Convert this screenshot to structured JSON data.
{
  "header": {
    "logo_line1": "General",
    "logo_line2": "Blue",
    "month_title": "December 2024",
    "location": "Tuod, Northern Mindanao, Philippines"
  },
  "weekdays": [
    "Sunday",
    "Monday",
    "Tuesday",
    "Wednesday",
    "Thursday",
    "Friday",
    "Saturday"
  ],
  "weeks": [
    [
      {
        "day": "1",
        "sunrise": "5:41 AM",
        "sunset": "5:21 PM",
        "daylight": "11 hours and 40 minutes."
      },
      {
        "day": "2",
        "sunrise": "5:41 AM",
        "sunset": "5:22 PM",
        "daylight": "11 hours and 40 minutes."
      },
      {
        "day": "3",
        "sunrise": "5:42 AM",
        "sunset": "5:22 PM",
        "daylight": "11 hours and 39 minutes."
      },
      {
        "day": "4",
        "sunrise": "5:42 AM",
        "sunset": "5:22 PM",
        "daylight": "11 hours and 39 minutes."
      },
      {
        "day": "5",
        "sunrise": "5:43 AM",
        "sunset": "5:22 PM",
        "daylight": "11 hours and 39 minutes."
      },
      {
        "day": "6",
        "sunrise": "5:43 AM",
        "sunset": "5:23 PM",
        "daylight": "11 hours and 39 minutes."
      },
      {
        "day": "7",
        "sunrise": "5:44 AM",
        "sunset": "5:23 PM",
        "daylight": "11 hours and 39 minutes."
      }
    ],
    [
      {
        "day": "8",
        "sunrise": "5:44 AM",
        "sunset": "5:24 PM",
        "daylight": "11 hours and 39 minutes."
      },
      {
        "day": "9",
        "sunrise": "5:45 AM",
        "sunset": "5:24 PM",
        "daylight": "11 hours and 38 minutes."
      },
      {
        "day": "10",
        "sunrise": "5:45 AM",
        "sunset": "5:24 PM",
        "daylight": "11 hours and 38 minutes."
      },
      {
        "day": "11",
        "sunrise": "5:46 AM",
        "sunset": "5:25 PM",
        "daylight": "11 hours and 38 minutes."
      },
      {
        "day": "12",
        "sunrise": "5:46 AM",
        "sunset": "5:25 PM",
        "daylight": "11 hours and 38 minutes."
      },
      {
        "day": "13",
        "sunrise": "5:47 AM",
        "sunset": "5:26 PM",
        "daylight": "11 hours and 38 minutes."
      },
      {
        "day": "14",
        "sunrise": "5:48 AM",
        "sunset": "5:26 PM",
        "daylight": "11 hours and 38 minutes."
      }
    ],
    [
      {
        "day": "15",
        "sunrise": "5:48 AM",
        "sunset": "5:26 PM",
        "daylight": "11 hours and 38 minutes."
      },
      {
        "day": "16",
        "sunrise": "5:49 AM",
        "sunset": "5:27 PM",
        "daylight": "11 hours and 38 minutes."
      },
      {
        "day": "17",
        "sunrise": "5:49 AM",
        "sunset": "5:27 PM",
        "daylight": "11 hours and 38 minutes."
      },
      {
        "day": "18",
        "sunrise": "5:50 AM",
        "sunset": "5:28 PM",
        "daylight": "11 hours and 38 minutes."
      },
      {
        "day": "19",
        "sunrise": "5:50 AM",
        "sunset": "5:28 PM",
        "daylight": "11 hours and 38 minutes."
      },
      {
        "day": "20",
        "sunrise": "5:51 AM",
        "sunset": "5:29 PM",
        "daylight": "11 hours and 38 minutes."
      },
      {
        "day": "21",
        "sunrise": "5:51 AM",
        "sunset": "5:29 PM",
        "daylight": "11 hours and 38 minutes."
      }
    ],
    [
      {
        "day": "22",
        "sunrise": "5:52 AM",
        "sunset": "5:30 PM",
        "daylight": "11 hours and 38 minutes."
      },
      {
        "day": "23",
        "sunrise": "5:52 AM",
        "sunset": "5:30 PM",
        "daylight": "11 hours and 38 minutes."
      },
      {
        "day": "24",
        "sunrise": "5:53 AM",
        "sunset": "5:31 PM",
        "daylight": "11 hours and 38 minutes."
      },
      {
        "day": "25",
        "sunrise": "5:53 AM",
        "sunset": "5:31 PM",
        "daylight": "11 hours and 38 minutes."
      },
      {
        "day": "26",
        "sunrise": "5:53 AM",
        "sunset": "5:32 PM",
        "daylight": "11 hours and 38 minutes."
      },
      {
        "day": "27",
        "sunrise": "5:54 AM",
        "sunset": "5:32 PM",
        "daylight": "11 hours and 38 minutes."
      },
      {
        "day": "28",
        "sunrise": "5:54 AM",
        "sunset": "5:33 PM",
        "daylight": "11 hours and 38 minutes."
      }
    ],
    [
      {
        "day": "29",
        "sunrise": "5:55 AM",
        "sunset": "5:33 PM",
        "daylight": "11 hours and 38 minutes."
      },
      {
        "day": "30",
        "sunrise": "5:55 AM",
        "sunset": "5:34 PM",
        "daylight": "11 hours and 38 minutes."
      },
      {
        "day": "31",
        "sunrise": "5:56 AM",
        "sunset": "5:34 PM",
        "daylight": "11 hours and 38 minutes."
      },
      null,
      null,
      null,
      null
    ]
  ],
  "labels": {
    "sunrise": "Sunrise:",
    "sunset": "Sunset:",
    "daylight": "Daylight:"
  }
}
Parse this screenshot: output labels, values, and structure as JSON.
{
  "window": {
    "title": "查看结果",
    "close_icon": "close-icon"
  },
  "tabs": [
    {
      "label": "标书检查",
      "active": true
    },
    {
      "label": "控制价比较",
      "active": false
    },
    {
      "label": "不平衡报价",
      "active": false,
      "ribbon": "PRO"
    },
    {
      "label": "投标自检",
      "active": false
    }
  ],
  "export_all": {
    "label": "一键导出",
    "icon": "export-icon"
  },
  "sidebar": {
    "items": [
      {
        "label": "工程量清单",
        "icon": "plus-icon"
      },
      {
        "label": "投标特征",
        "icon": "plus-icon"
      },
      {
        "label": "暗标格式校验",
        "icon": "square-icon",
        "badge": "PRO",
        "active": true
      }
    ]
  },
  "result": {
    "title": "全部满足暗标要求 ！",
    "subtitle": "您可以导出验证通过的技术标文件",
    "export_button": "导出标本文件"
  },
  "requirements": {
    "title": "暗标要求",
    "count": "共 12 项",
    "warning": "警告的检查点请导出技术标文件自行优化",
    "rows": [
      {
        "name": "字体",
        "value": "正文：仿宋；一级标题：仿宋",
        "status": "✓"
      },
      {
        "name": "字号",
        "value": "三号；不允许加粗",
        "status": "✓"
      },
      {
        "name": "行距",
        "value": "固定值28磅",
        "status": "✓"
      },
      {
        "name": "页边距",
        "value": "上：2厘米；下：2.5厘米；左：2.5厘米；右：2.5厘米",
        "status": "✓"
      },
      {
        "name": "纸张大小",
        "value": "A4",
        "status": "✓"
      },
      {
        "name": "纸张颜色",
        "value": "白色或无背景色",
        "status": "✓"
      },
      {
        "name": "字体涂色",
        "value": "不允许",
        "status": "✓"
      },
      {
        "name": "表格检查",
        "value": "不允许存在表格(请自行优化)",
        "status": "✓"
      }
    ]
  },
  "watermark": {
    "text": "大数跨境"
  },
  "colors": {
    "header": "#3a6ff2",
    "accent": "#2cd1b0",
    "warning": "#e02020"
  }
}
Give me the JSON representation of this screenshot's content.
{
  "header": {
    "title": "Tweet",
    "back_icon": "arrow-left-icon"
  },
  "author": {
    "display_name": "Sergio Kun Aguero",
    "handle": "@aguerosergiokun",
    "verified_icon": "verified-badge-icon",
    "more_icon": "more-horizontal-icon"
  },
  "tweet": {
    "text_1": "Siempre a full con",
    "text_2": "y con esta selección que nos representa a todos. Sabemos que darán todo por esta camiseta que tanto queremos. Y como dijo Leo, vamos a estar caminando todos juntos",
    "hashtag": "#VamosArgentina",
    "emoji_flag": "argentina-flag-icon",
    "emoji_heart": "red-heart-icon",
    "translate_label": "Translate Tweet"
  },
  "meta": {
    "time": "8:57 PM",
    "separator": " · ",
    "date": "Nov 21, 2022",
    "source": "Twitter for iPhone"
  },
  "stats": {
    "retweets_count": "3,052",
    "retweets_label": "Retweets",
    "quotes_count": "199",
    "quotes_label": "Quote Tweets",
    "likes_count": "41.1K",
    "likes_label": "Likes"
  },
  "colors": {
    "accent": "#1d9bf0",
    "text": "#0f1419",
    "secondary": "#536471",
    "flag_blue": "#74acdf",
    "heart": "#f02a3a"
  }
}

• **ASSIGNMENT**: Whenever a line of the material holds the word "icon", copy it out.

• **ANSWER TO THIS EXERCISE**:
    "close_icon": "close-icon"
    "icon": "export-icon"
        "icon": "plus-icon"
        "icon": "plus-icon"
        "icon": "square-icon",
    "back_icon": "arrow-left-icon"
    "verified_icon": "verified-badge-icon",
    "more_icon": "more-horizontal-icon"
    "emoji_flag": "argentina-flag-icon",
    "emoji_heart": "red-heart-icon",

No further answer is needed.